Sound Assumptions: The Given of New Orleans and Havana
Critical Race Studies Lecture
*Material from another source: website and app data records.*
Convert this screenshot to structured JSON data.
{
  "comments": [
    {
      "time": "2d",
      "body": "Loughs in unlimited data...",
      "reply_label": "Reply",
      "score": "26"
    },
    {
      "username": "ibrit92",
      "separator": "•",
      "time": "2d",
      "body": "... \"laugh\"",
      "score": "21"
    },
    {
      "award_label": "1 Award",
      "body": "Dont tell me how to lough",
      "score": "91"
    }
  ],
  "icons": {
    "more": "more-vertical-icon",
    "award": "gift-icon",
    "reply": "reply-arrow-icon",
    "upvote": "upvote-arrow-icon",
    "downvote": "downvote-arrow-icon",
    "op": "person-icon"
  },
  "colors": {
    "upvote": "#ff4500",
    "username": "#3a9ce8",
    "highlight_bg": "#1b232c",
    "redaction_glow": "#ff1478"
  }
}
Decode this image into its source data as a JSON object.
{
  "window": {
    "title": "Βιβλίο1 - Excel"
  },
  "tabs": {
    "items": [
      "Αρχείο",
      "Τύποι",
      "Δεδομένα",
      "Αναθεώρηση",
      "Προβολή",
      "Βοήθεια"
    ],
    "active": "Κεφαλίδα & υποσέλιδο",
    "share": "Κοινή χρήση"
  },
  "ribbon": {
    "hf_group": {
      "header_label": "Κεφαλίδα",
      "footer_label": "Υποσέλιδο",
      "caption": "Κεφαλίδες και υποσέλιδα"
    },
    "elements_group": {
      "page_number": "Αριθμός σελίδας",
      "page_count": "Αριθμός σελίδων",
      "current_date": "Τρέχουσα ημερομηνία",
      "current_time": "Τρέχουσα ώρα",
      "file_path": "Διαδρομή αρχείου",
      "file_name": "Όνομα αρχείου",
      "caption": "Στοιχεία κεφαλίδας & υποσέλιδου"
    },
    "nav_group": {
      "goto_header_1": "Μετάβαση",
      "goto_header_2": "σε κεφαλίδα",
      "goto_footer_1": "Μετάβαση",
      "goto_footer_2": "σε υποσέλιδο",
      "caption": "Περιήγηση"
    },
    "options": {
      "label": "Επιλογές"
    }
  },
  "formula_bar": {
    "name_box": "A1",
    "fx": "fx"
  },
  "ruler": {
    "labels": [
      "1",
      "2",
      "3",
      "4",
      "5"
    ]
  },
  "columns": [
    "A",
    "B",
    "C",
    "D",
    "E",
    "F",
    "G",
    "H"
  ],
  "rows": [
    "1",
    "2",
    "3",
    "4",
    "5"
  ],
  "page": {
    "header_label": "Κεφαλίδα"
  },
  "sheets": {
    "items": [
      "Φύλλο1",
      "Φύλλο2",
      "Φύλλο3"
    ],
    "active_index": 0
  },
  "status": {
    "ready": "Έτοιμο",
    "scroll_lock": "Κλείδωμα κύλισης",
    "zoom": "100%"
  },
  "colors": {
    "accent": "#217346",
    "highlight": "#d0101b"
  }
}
This talk will listen to how musicians compress place–actual corners, stages, live performances, and the social worlds that developed them–into song. In addition to the pressing of these grounds into sound, we will listen together to how musicians also offer new spatial imaginaries that invite a different relationship to place, one that does not presume possession, but a temporary stewardship of who and what was there before. The talk will cede its time and room to New Orleans and Havana and the shared spatial imaginaries they activate in music. To enter into this crossroads is to abandon the hidden pictures ethos that believes place waits (and wants) to be clearly identified and circled by some expert individual. Instead, this talk wonders what kind of work might be possible when place is assumed? To wade into this question, I will reverse the analytic flow and move from music itself, and with a collective eye and ear, assume New Orleans and Havana together as a given in popular music/música popular. To proceed with this given opens up portals past the fixed endings required by representation or comparative studies and into music’s more transformative qualities. Built sound by sound over centuries, holding migrations forced and chosen, the given of New Orleans and Havana and their histories and happenings shared in music, can enliven and greatly expand how we sense place in our listening, reading, and writing.